Striped bass, hybrid striped bass and white bass are vital to the local economy, providing excellent fisheries especially in the lake's open water areas. Striped and hybrid bass are stocked annually by TPWD to maintain the fisheries. Channel and blue catfish are abundant, along with limited numbers of flathead catfish. Largemouth bass is also a popular sportfish in this reservoir. Crappie fishing can be good around standing timber, bridge pilings, and artificial fish attractors.
Flooded timber, although not abundant, is found in scattered areas throughout Lake Tawakoni. Aquatic vegetation is sparse and tends to decrease following lake draw-downs. As water levels increase, emergent aquatic plants such as smartweed establish dense areas of cover. Main lake humps tend to attract schools of striped bass, hybrid striped bass, and white bass. The habitat on Lake Tawakoni is limited, so any available cover tends to attract and hold largemouth bass.
Tips & Tactics
Catfishing is one of Lake Tawakoni's sure bets. Anglers use a range of baits including cut bait, shrimp, liver, stink baits and earthworms. Techniques include drift fishing, bank fishing, and trotlining. Catches of trophy blue catfish, especially during winter months are fairly common. Largemouth bass anglers should concentrate their efforts around available cover such as piers, boat houses, vegetation and trees along the shoreline. Peak times for fishing include spring for spawning fish and fall for schooling fish. Spawning fish are frequently caught using spinnerbaits, plastic worms, and jigs. Schooling fish can be caught using crankbaits, spinnerbaits and topwater lures.
In spring and summer, surfacing schools of striped bass, hybrid stripers and white bass can be caught using slabs, spoons, shad-bodied grubs, and topwater baits. Seagulls are attracted when schooling fish chase bait fish to the surface. Early morning, dusk, and overcast days are good times to find these schooling fish. When there is no surface activity, anglers should try vertical jigging slabs or spoons off the bottom or trolling major points using lipless crankbaits, sassy shads and roadrunners. In addition, live shad are used by many anglers to catch hybrids and stripers. Crappie fishing is often concentrated near bridge pilings, submerged trees and brush piles in late spring and fall.
There are several campgrounds but most look dated. But that is not the case with Lake Tawakoni State Park, which made or list of The Top 25 Parks in Texas. It has great sites, some close to the water, that are full hookups, swimming beach, trails, fishing cleaning station, boat ramp, and more. Read our review of Lake Tawakoni State Park to learn more.

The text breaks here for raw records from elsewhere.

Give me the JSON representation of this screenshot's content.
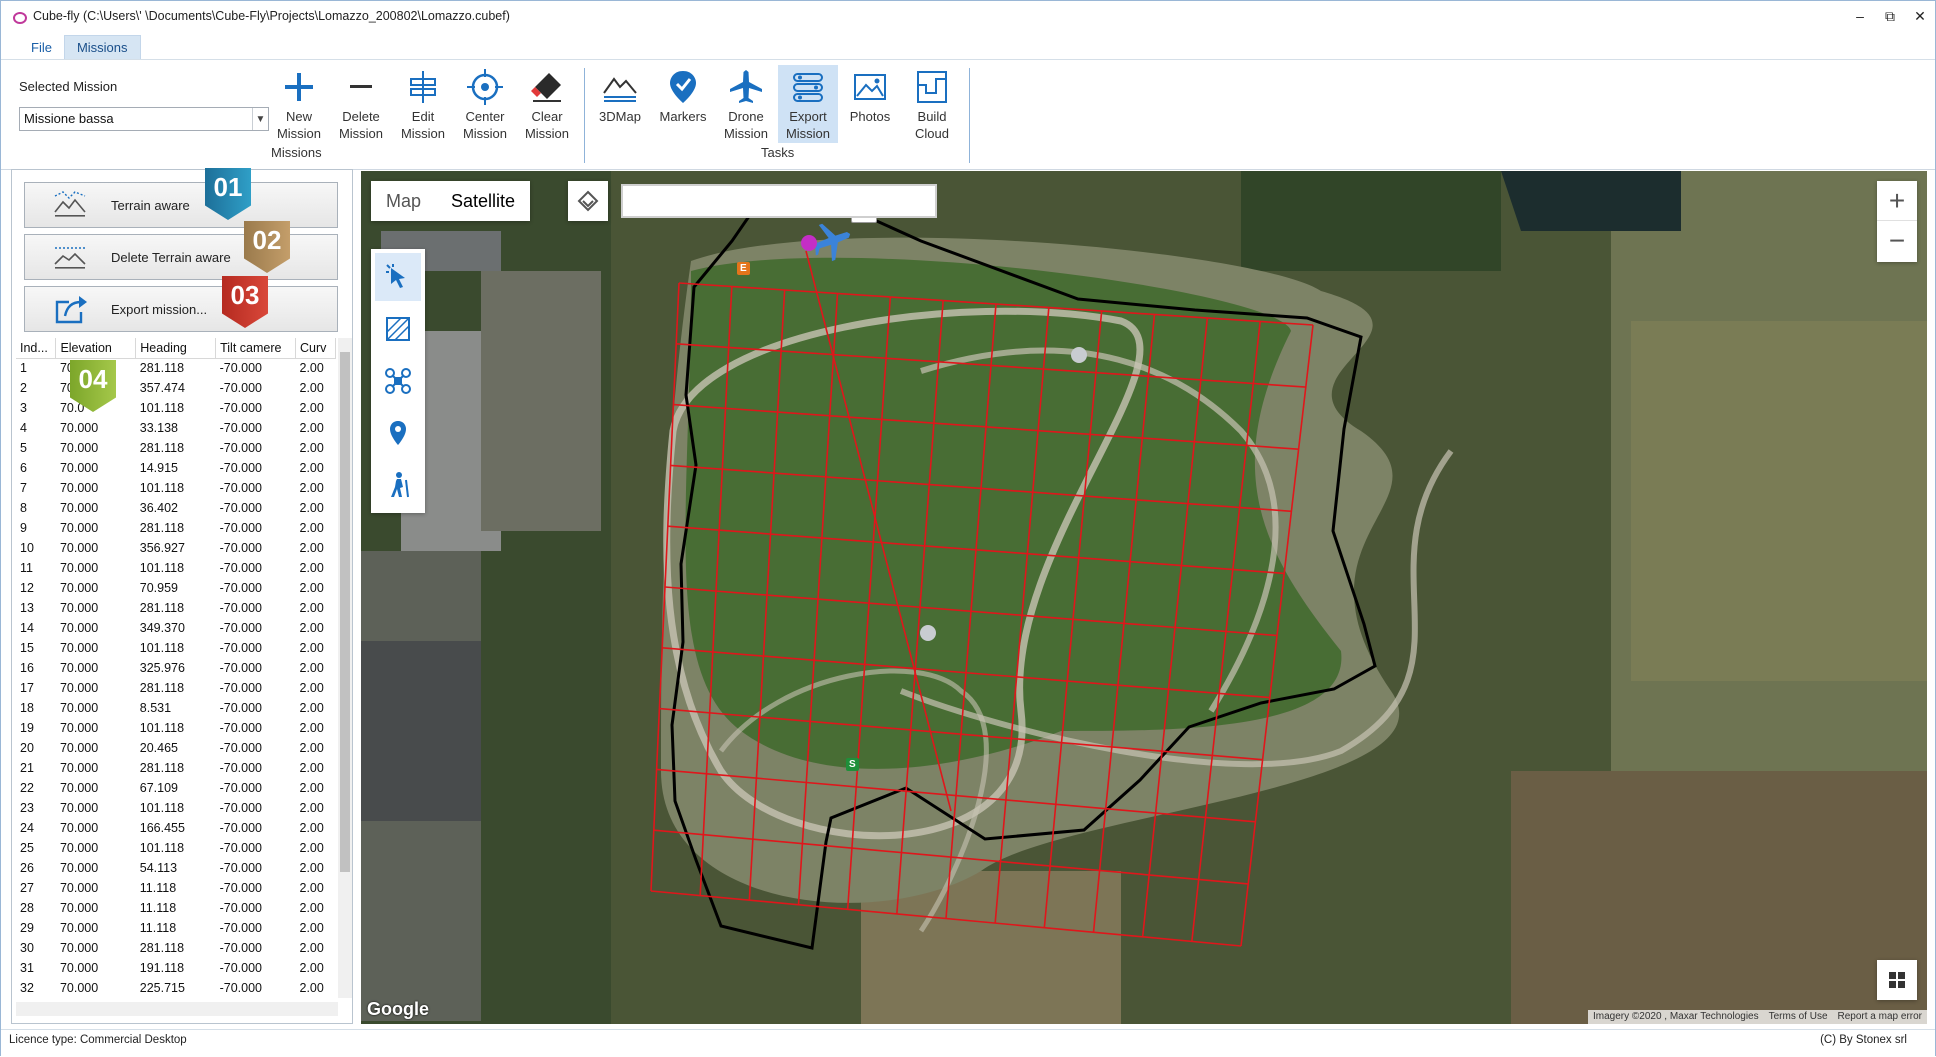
{
  "window": {
    "title": "Cube-fly (C:\\Users\\'          \\Documents\\Cube-Fly\\Projects\\Lomazzo_200802\\Lomazzo.cubef)",
    "controls": [
      "–",
      "⧉",
      "✕"
    ]
  },
  "menu": {
    "file": "File",
    "missions": "Missions"
  },
  "ribbon": {
    "selected_mission_label": "Selected Mission",
    "selected_mission_value": "Missione bassa",
    "missions_group": "Missions",
    "tasks_group": "Tasks",
    "buttons": {
      "new": [
        "New",
        "Mission"
      ],
      "delete": [
        "Delete",
        "Mission"
      ],
      "edit": [
        "Edit",
        "Mission"
      ],
      "center": [
        "Center",
        "Mission"
      ],
      "clear": [
        "Clear",
        "Mission"
      ],
      "map3d": [
        "3DMap",
        ""
      ],
      "markers": [
        "Markers",
        ""
      ],
      "drone": [
        "Drone",
        "Mission"
      ],
      "export": [
        "Export",
        "Mission"
      ],
      "photos": [
        "Photos",
        ""
      ],
      "cloud": [
        "Build",
        "Cloud"
      ]
    }
  },
  "left_panel": {
    "terrain_aware": "Terrain aware",
    "delete_terrain_aware": "Delete Terrain aware",
    "export_mission": "Export mission...",
    "badges": [
      "01",
      "02",
      "03",
      "04"
    ],
    "columns": [
      "Ind...",
      "Elevation",
      "Heading",
      "Tilt camere",
      "Curv"
    ],
    "rows": [
      [
        "1",
        "70",
        "281.118",
        "-70.000",
        "2.00"
      ],
      [
        "2",
        "70",
        "357.474",
        "-70.000",
        "2.00"
      ],
      [
        "3",
        "70.0",
        "101.118",
        "-70.000",
        "2.00"
      ],
      [
        "4",
        "70.000",
        "33.138",
        "-70.000",
        "2.00"
      ],
      [
        "5",
        "70.000",
        "281.118",
        "-70.000",
        "2.00"
      ],
      [
        "6",
        "70.000",
        "14.915",
        "-70.000",
        "2.00"
      ],
      [
        "7",
        "70.000",
        "101.118",
        "-70.000",
        "2.00"
      ],
      [
        "8",
        "70.000",
        "36.402",
        "-70.000",
        "2.00"
      ],
      [
        "9",
        "70.000",
        "281.118",
        "-70.000",
        "2.00"
      ],
      [
        "10",
        "70.000",
        "356.927",
        "-70.000",
        "2.00"
      ],
      [
        "11",
        "70.000",
        "101.118",
        "-70.000",
        "2.00"
      ],
      [
        "12",
        "70.000",
        "70.959",
        "-70.000",
        "2.00"
      ],
      [
        "13",
        "70.000",
        "281.118",
        "-70.000",
        "2.00"
      ],
      [
        "14",
        "70.000",
        "349.370",
        "-70.000",
        "2.00"
      ],
      [
        "15",
        "70.000",
        "101.118",
        "-70.000",
        "2.00"
      ],
      [
        "16",
        "70.000",
        "325.976",
        "-70.000",
        "2.00"
      ],
      [
        "17",
        "70.000",
        "281.118",
        "-70.000",
        "2.00"
      ],
      [
        "18",
        "70.000",
        "8.531",
        "-70.000",
        "2.00"
      ],
      [
        "19",
        "70.000",
        "101.118",
        "-70.000",
        "2.00"
      ],
      [
        "20",
        "70.000",
        "20.465",
        "-70.000",
        "2.00"
      ],
      [
        "21",
        "70.000",
        "281.118",
        "-70.000",
        "2.00"
      ],
      [
        "22",
        "70.000",
        "67.109",
        "-70.000",
        "2.00"
      ],
      [
        "23",
        "70.000",
        "101.118",
        "-70.000",
        "2.00"
      ],
      [
        "24",
        "70.000",
        "166.455",
        "-70.000",
        "2.00"
      ],
      [
        "25",
        "70.000",
        "101.118",
        "-70.000",
        "2.00"
      ],
      [
        "26",
        "70.000",
        "54.113",
        "-70.000",
        "2.00"
      ],
      [
        "27",
        "70.000",
        "11.118",
        "-70.000",
        "2.00"
      ],
      [
        "28",
        "70.000",
        "11.118",
        "-70.000",
        "2.00"
      ],
      [
        "29",
        "70.000",
        "11.118",
        "-70.000",
        "2.00"
      ],
      [
        "30",
        "70.000",
        "281.118",
        "-70.000",
        "2.00"
      ],
      [
        "31",
        "70.000",
        "191.118",
        "-70.000",
        "2.00"
      ],
      [
        "32",
        "70.000",
        "225.715",
        "-70.000",
        "2.00"
      ]
    ]
  },
  "map": {
    "type_map": "Map",
    "type_satellite": "Satellite",
    "search_value": "",
    "tilt_tag": "-70°",
    "end_tag": "E",
    "start_tag": "S",
    "zoom_in": "+",
    "zoom_out": "−",
    "logo": "Google",
    "attribution": [
      "Imagery ©2020 , Maxar Technologies",
      "Terms of Use",
      "Report a map error"
    ]
  },
  "status": {
    "licence": "Licence type: Commercial Desktop",
    "copyright": "(C) By Stonex srl"
  },
  "colors": {
    "accent": "#1a6fc0",
    "flight_path": "#e0161b",
    "boundary": "#000000"
  }
}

We've heard that there are other options for lodging but haven't checked them out. Kenny's Landing has cabins.
Use this Lake Tawakoni map to find a ramp and more.